# [Brief]
When a line in the material beneath includes the word "myArgumentsTest", add it to the count, and report the count alone.
[Dataset records]
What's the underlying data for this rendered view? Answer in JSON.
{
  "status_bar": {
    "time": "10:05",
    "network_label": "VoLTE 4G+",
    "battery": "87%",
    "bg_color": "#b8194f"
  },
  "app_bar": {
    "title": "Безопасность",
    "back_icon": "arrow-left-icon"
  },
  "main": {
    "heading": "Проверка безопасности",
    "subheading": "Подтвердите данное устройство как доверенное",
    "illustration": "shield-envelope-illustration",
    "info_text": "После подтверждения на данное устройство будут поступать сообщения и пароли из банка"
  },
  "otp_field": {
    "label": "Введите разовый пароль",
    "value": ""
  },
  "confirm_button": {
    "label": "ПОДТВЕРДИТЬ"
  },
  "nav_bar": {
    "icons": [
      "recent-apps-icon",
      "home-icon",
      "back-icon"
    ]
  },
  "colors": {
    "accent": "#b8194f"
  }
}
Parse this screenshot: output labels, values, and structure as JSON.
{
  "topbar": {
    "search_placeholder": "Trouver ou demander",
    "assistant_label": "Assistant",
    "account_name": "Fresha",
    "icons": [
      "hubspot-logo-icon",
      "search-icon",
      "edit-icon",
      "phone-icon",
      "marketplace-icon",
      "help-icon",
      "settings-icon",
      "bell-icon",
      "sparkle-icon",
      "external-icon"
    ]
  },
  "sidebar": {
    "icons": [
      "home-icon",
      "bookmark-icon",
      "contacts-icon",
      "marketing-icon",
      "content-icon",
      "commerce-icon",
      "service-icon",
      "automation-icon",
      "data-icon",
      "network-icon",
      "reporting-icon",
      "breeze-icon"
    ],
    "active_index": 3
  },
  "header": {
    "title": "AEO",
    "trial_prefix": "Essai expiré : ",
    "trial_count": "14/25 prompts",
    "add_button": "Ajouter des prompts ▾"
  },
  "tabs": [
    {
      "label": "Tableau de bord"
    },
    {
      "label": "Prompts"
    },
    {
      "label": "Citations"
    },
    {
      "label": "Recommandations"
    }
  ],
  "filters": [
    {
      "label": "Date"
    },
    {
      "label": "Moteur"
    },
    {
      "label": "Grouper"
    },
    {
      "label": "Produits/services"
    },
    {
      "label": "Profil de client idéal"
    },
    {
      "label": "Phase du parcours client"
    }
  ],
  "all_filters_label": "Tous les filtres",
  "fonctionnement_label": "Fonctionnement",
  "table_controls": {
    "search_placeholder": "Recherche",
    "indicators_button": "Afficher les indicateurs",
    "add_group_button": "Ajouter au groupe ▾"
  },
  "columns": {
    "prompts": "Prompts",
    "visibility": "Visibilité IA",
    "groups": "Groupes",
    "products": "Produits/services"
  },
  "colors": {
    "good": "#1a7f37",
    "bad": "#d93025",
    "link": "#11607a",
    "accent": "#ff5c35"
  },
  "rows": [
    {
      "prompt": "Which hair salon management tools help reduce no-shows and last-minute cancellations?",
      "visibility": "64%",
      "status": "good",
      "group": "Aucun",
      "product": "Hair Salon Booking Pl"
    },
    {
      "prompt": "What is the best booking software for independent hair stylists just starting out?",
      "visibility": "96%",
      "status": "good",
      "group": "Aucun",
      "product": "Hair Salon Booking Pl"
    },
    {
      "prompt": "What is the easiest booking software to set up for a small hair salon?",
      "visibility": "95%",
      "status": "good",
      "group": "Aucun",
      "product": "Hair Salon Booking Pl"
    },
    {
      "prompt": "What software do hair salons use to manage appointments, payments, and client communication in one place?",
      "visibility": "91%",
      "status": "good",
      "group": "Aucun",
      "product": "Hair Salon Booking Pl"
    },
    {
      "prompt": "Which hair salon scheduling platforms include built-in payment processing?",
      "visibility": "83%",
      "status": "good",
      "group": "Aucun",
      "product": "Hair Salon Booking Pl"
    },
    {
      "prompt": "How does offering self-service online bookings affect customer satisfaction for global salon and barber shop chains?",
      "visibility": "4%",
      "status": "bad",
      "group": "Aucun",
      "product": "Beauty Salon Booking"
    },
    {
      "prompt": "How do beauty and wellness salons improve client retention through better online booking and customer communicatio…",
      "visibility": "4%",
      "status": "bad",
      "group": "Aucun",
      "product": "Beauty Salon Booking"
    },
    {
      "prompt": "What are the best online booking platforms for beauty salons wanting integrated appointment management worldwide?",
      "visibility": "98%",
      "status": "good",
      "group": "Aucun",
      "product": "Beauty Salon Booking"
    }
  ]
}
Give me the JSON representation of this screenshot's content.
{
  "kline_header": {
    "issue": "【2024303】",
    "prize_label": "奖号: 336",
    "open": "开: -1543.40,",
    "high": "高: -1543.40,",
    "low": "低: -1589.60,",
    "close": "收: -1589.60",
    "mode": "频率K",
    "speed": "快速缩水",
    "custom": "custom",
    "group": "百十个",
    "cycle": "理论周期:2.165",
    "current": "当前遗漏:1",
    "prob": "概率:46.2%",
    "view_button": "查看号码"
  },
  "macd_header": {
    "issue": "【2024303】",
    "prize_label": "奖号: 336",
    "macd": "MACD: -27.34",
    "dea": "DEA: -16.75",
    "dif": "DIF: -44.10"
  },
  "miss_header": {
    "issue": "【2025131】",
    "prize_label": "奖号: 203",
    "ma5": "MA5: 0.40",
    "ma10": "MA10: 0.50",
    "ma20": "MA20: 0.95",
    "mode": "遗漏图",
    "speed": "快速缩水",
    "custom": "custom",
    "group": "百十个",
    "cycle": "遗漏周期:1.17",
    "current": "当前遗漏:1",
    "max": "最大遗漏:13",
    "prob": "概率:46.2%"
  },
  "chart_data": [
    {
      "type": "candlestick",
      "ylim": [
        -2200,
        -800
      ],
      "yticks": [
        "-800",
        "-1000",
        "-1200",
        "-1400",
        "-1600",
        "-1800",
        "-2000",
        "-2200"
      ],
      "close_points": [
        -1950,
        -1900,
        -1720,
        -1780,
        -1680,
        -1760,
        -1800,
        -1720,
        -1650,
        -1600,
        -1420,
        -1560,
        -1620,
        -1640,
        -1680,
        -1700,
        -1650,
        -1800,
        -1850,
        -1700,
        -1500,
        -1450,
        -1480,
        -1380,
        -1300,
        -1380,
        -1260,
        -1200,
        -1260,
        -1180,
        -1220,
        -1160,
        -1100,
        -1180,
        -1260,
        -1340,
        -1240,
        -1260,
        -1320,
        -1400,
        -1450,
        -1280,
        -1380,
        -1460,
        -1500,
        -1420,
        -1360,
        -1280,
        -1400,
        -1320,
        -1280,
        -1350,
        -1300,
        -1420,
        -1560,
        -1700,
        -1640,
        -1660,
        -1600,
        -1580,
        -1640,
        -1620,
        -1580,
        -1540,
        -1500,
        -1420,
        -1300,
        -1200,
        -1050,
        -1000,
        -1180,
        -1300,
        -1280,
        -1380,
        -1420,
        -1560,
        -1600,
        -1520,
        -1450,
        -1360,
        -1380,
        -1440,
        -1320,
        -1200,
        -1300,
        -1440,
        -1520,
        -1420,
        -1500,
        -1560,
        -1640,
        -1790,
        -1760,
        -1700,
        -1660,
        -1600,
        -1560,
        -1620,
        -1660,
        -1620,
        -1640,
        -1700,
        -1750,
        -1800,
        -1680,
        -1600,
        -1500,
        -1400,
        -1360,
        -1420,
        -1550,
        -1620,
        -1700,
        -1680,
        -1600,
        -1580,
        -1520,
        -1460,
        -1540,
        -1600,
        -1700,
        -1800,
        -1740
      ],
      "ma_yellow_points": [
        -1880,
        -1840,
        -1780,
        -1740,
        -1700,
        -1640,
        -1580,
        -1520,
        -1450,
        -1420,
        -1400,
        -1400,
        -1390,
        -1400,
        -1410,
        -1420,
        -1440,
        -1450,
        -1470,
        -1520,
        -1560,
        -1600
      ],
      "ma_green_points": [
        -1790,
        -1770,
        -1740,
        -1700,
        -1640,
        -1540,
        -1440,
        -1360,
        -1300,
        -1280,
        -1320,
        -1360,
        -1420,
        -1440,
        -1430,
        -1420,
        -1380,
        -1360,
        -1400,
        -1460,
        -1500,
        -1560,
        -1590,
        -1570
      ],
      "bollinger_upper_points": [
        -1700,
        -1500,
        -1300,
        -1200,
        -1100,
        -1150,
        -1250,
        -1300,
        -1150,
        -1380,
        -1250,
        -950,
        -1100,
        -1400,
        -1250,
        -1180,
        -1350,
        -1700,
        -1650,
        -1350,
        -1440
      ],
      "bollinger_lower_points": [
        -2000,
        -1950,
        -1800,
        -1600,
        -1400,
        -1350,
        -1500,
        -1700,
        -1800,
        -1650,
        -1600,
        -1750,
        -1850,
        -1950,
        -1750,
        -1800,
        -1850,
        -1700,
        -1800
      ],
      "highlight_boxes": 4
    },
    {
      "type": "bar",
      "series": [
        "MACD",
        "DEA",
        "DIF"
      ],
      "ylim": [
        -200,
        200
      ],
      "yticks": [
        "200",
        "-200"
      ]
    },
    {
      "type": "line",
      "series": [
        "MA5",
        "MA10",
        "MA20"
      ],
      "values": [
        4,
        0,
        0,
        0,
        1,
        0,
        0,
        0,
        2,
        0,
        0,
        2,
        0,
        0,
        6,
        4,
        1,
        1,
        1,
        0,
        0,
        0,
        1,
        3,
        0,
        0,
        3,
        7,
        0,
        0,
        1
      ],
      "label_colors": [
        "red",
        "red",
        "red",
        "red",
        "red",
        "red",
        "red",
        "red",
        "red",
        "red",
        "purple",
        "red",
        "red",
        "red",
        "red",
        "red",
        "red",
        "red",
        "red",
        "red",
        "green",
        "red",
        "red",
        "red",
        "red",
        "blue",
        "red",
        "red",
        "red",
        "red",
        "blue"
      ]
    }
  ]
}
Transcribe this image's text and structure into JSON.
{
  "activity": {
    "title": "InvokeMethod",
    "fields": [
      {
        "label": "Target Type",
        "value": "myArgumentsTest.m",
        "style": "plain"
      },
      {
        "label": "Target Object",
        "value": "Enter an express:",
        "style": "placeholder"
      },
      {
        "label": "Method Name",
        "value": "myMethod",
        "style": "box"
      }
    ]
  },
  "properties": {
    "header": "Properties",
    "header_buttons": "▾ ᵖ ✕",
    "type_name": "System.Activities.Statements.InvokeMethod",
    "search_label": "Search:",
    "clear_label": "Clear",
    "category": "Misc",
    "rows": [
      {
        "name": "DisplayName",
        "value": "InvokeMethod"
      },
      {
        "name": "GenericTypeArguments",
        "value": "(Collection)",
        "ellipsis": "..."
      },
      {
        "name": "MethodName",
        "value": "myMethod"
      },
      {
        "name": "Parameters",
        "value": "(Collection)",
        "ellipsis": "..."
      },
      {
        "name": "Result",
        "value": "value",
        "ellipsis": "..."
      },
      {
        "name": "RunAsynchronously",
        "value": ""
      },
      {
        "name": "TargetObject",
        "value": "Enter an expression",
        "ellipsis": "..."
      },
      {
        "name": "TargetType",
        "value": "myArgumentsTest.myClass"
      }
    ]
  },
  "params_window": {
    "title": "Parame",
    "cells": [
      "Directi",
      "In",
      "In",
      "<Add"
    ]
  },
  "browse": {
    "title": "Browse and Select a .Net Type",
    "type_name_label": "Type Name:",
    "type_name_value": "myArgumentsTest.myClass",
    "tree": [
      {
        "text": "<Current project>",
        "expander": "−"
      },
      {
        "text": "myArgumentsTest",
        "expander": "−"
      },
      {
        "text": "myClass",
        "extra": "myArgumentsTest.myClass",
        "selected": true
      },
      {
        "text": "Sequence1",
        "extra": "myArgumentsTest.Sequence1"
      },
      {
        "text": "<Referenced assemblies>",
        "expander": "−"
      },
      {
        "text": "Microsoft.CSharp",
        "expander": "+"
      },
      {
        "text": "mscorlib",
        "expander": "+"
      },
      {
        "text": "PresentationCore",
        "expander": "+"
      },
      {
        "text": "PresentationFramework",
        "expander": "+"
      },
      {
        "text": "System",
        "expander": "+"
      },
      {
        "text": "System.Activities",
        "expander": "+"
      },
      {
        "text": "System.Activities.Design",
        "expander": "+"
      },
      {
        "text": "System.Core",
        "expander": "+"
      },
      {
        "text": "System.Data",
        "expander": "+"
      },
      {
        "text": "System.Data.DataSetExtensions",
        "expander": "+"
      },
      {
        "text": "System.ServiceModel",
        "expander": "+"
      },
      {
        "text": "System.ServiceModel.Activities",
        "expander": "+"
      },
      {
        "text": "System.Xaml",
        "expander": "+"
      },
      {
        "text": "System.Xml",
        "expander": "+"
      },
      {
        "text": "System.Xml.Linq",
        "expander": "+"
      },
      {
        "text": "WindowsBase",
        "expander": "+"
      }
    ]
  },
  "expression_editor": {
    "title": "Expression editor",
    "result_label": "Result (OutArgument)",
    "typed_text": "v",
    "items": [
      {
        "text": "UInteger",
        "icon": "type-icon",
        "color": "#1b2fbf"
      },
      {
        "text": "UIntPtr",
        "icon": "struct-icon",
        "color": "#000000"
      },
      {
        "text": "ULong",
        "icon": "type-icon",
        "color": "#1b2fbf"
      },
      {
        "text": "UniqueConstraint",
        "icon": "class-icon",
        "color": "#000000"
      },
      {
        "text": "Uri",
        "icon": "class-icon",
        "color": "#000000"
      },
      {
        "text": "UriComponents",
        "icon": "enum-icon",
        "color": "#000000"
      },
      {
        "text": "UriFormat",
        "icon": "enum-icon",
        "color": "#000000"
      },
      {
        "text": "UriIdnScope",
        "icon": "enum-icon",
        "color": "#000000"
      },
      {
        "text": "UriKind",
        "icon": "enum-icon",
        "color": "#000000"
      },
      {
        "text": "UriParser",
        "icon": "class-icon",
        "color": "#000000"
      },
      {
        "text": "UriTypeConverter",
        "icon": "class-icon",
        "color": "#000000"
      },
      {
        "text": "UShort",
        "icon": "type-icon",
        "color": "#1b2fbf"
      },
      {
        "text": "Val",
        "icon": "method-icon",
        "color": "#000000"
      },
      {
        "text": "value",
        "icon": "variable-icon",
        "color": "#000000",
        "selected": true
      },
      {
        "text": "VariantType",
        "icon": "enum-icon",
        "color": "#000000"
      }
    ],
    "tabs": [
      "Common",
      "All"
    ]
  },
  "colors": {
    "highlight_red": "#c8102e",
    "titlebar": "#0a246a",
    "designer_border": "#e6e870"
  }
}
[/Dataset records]
# [Final answer]
6